Golf has been especially fun for Calcavecchia since the flesh on the bottom of his foot returned.
Calcavecchia has been suffering from plantar fasciitis on his left heel. He received treatment two weeks ago at The Masters, but when he removed the tape from the bottom of his foot, he ripped off "a chunk of flesh."
"It was gross," said Calcavecchia, whose 30 on the back nine Sunday at Hilton Head moved him from 49th to 10th. "And not to mention, I couldn't even walk on it, let alone I couldn't get off my right side."
Because he was favoring the bottom of his foot, Calcavecchia added shin and knee problems to ailments he has in his heel and ankle. The heel still is his biggest concern, but it is improving.
"My heel is actually getting better, which is good," he said. "It's not killing me at the end of each day like it has been, so hopefully it will just gradually work itself out."
Stankowski was a stroke back after shooting a 66, which included just four pars. He had four bogeys and 10 birdies -- four straight to start the back nine.
"It was one of those days, as you can tell by the card," said Stankowski, who missed the cut last week and has not been in the top 10 this season. "I was all over the map -- some good, some bad, some ugly -- but it worked out all right."
It did not work out for defending champion Scott Hoch, who withdrew before the start of the round because of complications from laser eye surgery.
The 46-year-old Hoch has had problems since having surgery in January 2001. He had a third laser procedure on Monday and complained of distorted vision prior to his scheduled tee time Thursday.
"The last two weeks, I've played seeing double out of my right eye, and I wasn't going to do that here," he said.

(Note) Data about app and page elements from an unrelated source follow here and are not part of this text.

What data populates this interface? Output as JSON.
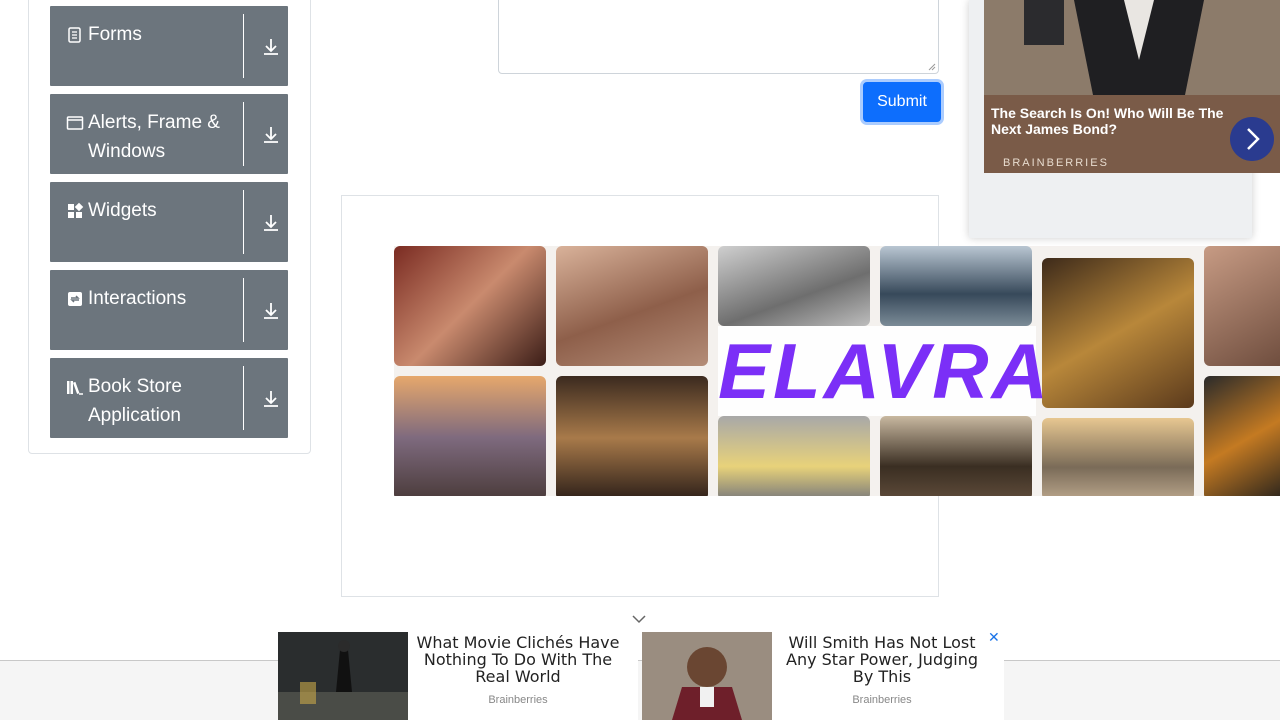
{
  "sidebar": {
    "groups": [
      {
        "label": "Forms",
        "icon": "document-icon"
      },
      {
        "label": "Alerts, Frame & Windows",
        "icon": "window-icon"
      },
      {
        "label": "Widgets",
        "icon": "widgets-icon"
      },
      {
        "label": "Interactions",
        "icon": "interactions-icon"
      },
      {
        "label": "Book Store Application",
        "icon": "books-icon"
      }
    ]
  },
  "form": {
    "submit_label": "Submit"
  },
  "ad_frame": {
    "brand": "ELAVRA"
  },
  "ad_right": {
    "caption": "The Search Is On! Who Will Be The Next James Bond?",
    "brand": "BRAINBERRIES"
  },
  "bottom_ads": [
    {
      "title": "What Movie Clichés Have Nothing To Do With The Real World",
      "source": "Brainberries"
    },
    {
      "title": "Will Smith Has Not Lost Any Star Power, Judging By This",
      "source": "Brainberries"
    }
  ],
  "colors": {
    "accent": "#0d6efd",
    "sidebar_group": "#6c757d",
    "elavra": "#7b2ff7"
  }
}
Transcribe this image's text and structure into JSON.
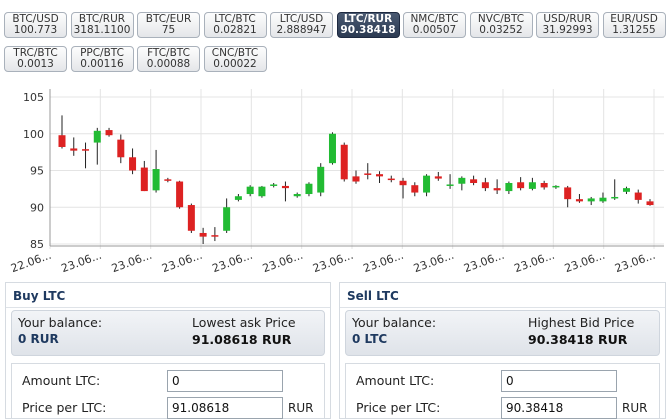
{
  "pairs": [
    {
      "name": "BTC/USD",
      "price": "100.773",
      "active": false
    },
    {
      "name": "BTC/RUR",
      "price": "3181.1100",
      "active": false
    },
    {
      "name": "BTC/EUR",
      "price": "75",
      "active": false
    },
    {
      "name": "LTC/BTC",
      "price": "0.02821",
      "active": false
    },
    {
      "name": "LTC/USD",
      "price": "2.888947",
      "active": false
    },
    {
      "name": "LTC/RUR",
      "price": "90.38418",
      "active": true
    },
    {
      "name": "NMC/BTC",
      "price": "0.00507",
      "active": false
    },
    {
      "name": "NVC/BTC",
      "price": "0.03252",
      "active": false
    },
    {
      "name": "USD/RUR",
      "price": "31.92993",
      "active": false
    },
    {
      "name": "EUR/USD",
      "price": "1.31255",
      "active": false
    },
    {
      "name": "TRC/BTC",
      "price": "0.0013",
      "active": false
    },
    {
      "name": "PPC/BTC",
      "price": "0.00116",
      "active": false
    },
    {
      "name": "FTC/BTC",
      "price": "0.00088",
      "active": false
    },
    {
      "name": "CNC/BTC",
      "price": "0.00022",
      "active": false
    }
  ],
  "chart_data": {
    "type": "candlestick",
    "ylim": [
      85,
      105
    ],
    "yticks": [
      85,
      90,
      95,
      100,
      105
    ],
    "xticks": [
      "22.06...",
      "23.06...",
      "23.06...",
      "23.06...",
      "23.06...",
      "23.06...",
      "23.06...",
      "23.06...",
      "23.06...",
      "23.06...",
      "23.06...",
      "23.06...",
      "23.06..."
    ],
    "grid": true,
    "colors": {
      "up": "#22bb33",
      "down": "#dd2222"
    },
    "candles": [
      {
        "open": 99.8,
        "close": 98.2,
        "high": 102.5,
        "low": 98.0
      },
      {
        "open": 98.0,
        "close": 97.7,
        "high": 99.5,
        "low": 97.0
      },
      {
        "open": 97.9,
        "close": 97.8,
        "high": 98.8,
        "low": 95.3
      },
      {
        "open": 98.8,
        "close": 100.4,
        "high": 100.8,
        "low": 95.8
      },
      {
        "open": 100.5,
        "close": 99.8,
        "high": 100.8,
        "low": 99.6
      },
      {
        "open": 99.2,
        "close": 96.8,
        "high": 99.9,
        "low": 96.0
      },
      {
        "open": 96.8,
        "close": 95.0,
        "high": 98.0,
        "low": 94.5
      },
      {
        "open": 95.4,
        "close": 92.2,
        "high": 96.3,
        "low": 92.2
      },
      {
        "open": 92.3,
        "close": 95.2,
        "high": 97.8,
        "low": 92.0
      },
      {
        "open": 93.8,
        "close": 93.6,
        "high": 94.0,
        "low": 93.4
      },
      {
        "open": 93.5,
        "close": 90.0,
        "high": 93.6,
        "low": 89.8
      },
      {
        "open": 90.3,
        "close": 86.8,
        "high": 90.5,
        "low": 86.5
      },
      {
        "open": 86.5,
        "close": 86.0,
        "high": 87.2,
        "low": 85.0
      },
      {
        "open": 86.2,
        "close": 86.0,
        "high": 87.3,
        "low": 85.4
      },
      {
        "open": 86.8,
        "close": 90.0,
        "high": 91.2,
        "low": 86.5
      },
      {
        "open": 91.0,
        "close": 91.5,
        "high": 91.8,
        "low": 90.8
      },
      {
        "open": 91.8,
        "close": 92.8,
        "high": 93.0,
        "low": 91.5
      },
      {
        "open": 91.5,
        "close": 92.8,
        "high": 92.9,
        "low": 91.3
      },
      {
        "open": 92.9,
        "close": 93.1,
        "high": 93.3,
        "low": 92.7
      },
      {
        "open": 92.9,
        "close": 92.6,
        "high": 93.5,
        "low": 90.8
      },
      {
        "open": 91.5,
        "close": 91.8,
        "high": 92.0,
        "low": 91.3
      },
      {
        "open": 91.8,
        "close": 93.2,
        "high": 93.4,
        "low": 91.5
      },
      {
        "open": 92.0,
        "close": 95.5,
        "high": 96.0,
        "low": 91.5
      },
      {
        "open": 96.0,
        "close": 100.0,
        "high": 100.2,
        "low": 95.8
      },
      {
        "open": 98.5,
        "close": 93.8,
        "high": 98.8,
        "low": 93.5
      },
      {
        "open": 94.2,
        "close": 93.5,
        "high": 95.0,
        "low": 93.2
      },
      {
        "open": 94.6,
        "close": 94.5,
        "high": 96.0,
        "low": 93.8
      },
      {
        "open": 94.5,
        "close": 94.2,
        "high": 94.9,
        "low": 93.3
      },
      {
        "open": 93.9,
        "close": 93.7,
        "high": 94.3,
        "low": 93.4
      },
      {
        "open": 93.6,
        "close": 93.0,
        "high": 94.0,
        "low": 91.2
      },
      {
        "open": 93.0,
        "close": 92.0,
        "high": 93.4,
        "low": 91.5
      },
      {
        "open": 92.0,
        "close": 94.3,
        "high": 94.5,
        "low": 91.5
      },
      {
        "open": 94.2,
        "close": 93.9,
        "high": 94.8,
        "low": 93.6
      },
      {
        "open": 93.0,
        "close": 93.1,
        "high": 94.5,
        "low": 92.5
      },
      {
        "open": 93.2,
        "close": 94.0,
        "high": 94.2,
        "low": 92.3
      },
      {
        "open": 93.8,
        "close": 93.3,
        "high": 94.3,
        "low": 93.0
      },
      {
        "open": 93.4,
        "close": 92.6,
        "high": 94.0,
        "low": 92.2
      },
      {
        "open": 92.6,
        "close": 92.3,
        "high": 93.8,
        "low": 91.8
      },
      {
        "open": 92.2,
        "close": 93.3,
        "high": 93.5,
        "low": 91.8
      },
      {
        "open": 93.4,
        "close": 92.6,
        "high": 94.1,
        "low": 92.3
      },
      {
        "open": 92.5,
        "close": 93.4,
        "high": 94.0,
        "low": 92.3
      },
      {
        "open": 93.3,
        "close": 92.7,
        "high": 93.6,
        "low": 92.4
      },
      {
        "open": 92.7,
        "close": 92.9,
        "high": 93.0,
        "low": 92.5
      },
      {
        "open": 92.7,
        "close": 91.1,
        "high": 92.9,
        "low": 90.0
      },
      {
        "open": 91.1,
        "close": 90.8,
        "high": 91.8,
        "low": 90.6
      },
      {
        "open": 90.8,
        "close": 91.2,
        "high": 91.4,
        "low": 90.3
      },
      {
        "open": 90.8,
        "close": 91.3,
        "high": 92.0,
        "low": 90.6
      },
      {
        "open": 91.3,
        "close": 91.4,
        "high": 93.8,
        "low": 91.0
      },
      {
        "open": 92.1,
        "close": 92.6,
        "high": 92.8,
        "low": 91.8
      },
      {
        "open": 92.0,
        "close": 91.0,
        "high": 92.4,
        "low": 90.5
      },
      {
        "open": 90.8,
        "close": 90.3,
        "high": 91.1,
        "low": 90.2
      }
    ]
  },
  "buy": {
    "title": "Buy LTC",
    "balance_label": "Your balance:",
    "balance_value": "0 RUR",
    "price_label": "Lowest ask Price",
    "price_value": "91.08618 RUR",
    "amount_label": "Amount LTC:",
    "amount_value": "0",
    "price_per_label": "Price per LTC:",
    "price_per_value": "91.08618",
    "unit": "RUR"
  },
  "sell": {
    "title": "Sell LTC",
    "balance_label": "Your balance:",
    "balance_value": "0 LTC",
    "price_label": "Highest Bid Price",
    "price_value": "90.38418 RUR",
    "amount_label": "Amount LTC:",
    "amount_value": "0",
    "price_per_label": "Price per LTC:",
    "price_per_value": "90.38418",
    "unit": "RUR"
  }
}
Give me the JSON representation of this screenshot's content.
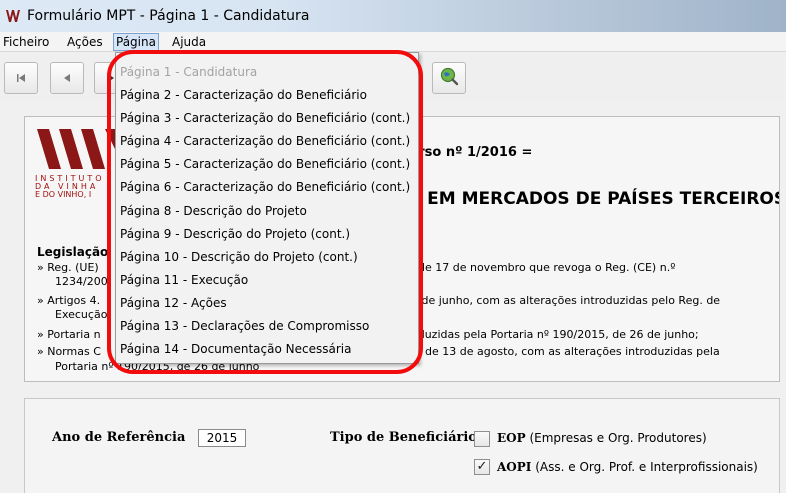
{
  "window": {
    "title": "Formulário MPT - Página 1 - Candidatura"
  },
  "menubar": {
    "items": [
      "Ficheiro",
      "Ações",
      "Página",
      "Ajuda"
    ],
    "open": "Página"
  },
  "toolbar": {
    "buttons": [
      "first-page-icon",
      "previous-page-icon",
      "next-page-icon",
      "search-globe-icon"
    ]
  },
  "page_menu": {
    "items": [
      {
        "label": "Página 1 - Candidatura",
        "enabled": false
      },
      {
        "label": "Página 2 - Caracterização do Beneficiário",
        "enabled": true
      },
      {
        "label": "Página 3 - Caracterização do Beneficiário (cont.)",
        "enabled": true
      },
      {
        "label": "Página 4 - Caracterização do Beneficiário (cont.)",
        "enabled": true
      },
      {
        "label": "Página 5 - Caracterização do Beneficiário (cont.)",
        "enabled": true
      },
      {
        "label": "Página 6 - Caracterização do Beneficiário (cont.)",
        "enabled": true
      },
      {
        "label": "Página 8 - Descrição do Projeto",
        "enabled": true
      },
      {
        "label": "Página 9 - Descrição do Projeto (cont.)",
        "enabled": true
      },
      {
        "label": "Página 10 - Descrição do Projeto (cont.)",
        "enabled": true
      },
      {
        "label": "Página 11 - Execução",
        "enabled": true
      },
      {
        "label": "Página 12 - Ações",
        "enabled": true
      },
      {
        "label": "Página 13 - Declarações de Compromisso",
        "enabled": true
      },
      {
        "label": "Página 14 - Documentação Necessária",
        "enabled": true
      }
    ]
  },
  "main": {
    "institute_lines": [
      "INSTITUTO",
      "DA VINHA",
      "E DO VINHO, I"
    ],
    "concurso": "urso nº 1/2016 =",
    "heading": "S EM MERCADOS DE PAÍSES TERCEIROS",
    "legislation": {
      "title": "Legislação",
      "left_fragments": [
        "» Reg. (UE)",
        "1234/200",
        "» Artigos 4.",
        "Execução",
        "» Portaria n",
        "» Normas C",
        "Portaria nº 190/2015, de 26 de junho"
      ],
      "right_fragments": [
        ", de 17 de novembro que revoga o Reg. (CE) n.º",
        "7 de junho, com as alterações introduzidas pelo Reg. de",
        "oduzidas pela Portaria nº 190/2015, de 26 de junho;",
        "3, de 13 de agosto, com as alterações introduzidas pela"
      ]
    }
  },
  "form": {
    "year_label": "Ano de Referência",
    "year_value": "2015",
    "type_label": "Tipo de Beneficiário",
    "options": [
      {
        "code": "EOP",
        "description": "(Empresas e Org. Produtores)",
        "checked": false
      },
      {
        "code": "AOPI",
        "description": "(Ass. e Org. Prof. e Interprofissionais)",
        "checked": true
      }
    ]
  },
  "colors": {
    "highlight": "#f20c0c",
    "logo": "#8b1717",
    "menu_open": "#d6e5f7"
  }
}
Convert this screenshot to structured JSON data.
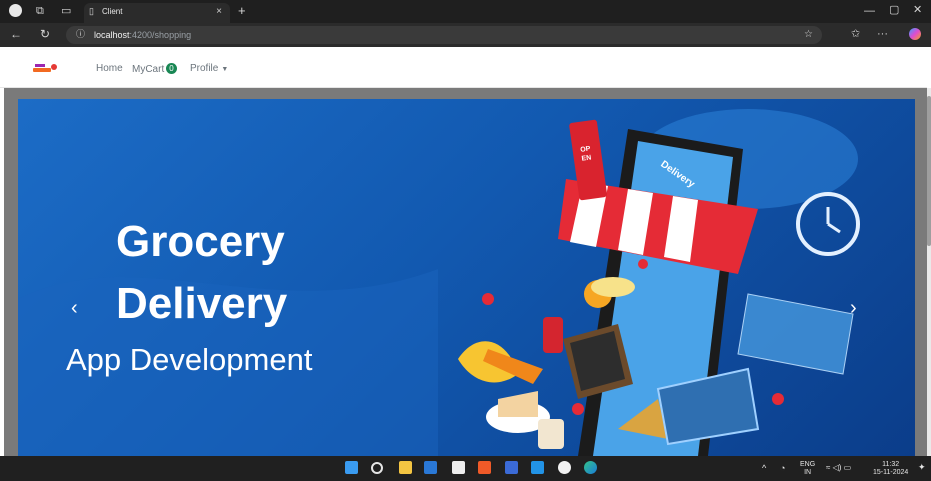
{
  "browser": {
    "tab_title": "Client",
    "tab_close": "×",
    "new_tab": "+",
    "url_host": "localhost",
    "url_path": ":4200/shopping",
    "window_min": "—",
    "window_max": "▢",
    "window_close": "✕"
  },
  "navbar": {
    "home": "Home",
    "mycart": "MyCart",
    "cart_count": "0",
    "profile": "Profile"
  },
  "hero": {
    "line1": "Grocery",
    "line2": "Delivery",
    "line3": "App Development",
    "sign_open": "OPEN",
    "awning_text": "Delivery",
    "prev": "‹",
    "next": "›"
  },
  "taskbar": {
    "lang_top": "ENG",
    "lang_bottom": "IN",
    "time": "11:32",
    "date": "15-11-2024"
  }
}
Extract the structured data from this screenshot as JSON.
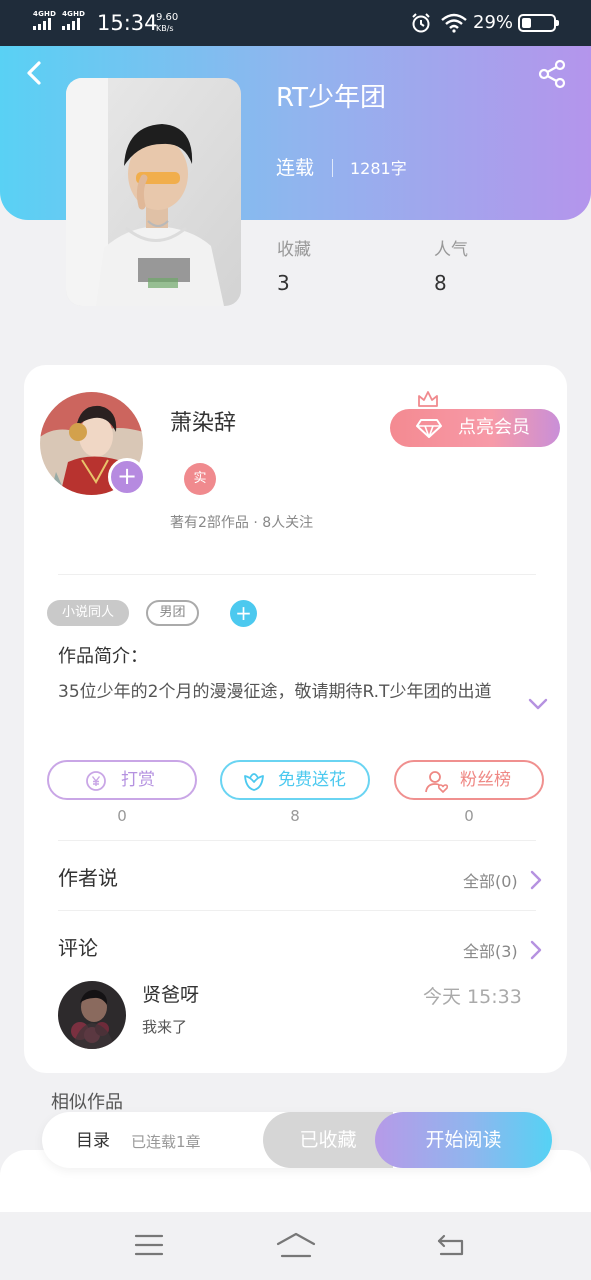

Hoch won last year's event after complaining that the rough around the 7,062-yard layout was too short. It has returned this year and Calcavecchia knows who to thank.
"I remember him (complaining) about the lack of rough last year," Calcavecchia said of his Ryder Cup teammate. "We all have Scott to thank for this U.S. Open-type stuff we're hacking out of this week."
Rocco Mediate, who at No. 17 is the highest-ranked player in the field, was one of six players tied for seventh at 68.
At the par-5 ninth hole, Calcavecchia hooked his tee shot under a rock in a ditch left of the fairway. He took a penalty, found the fairway and put his fourth shot within three feet before tapping in for par.
"I was looking at seven there," said Calcavecchia, who has 10 PGA Tour titles. "So that was a bonus."
At the par-4 10th, Calcavecchia went from rough to bunker, but he blasted within eight feet and made the putt.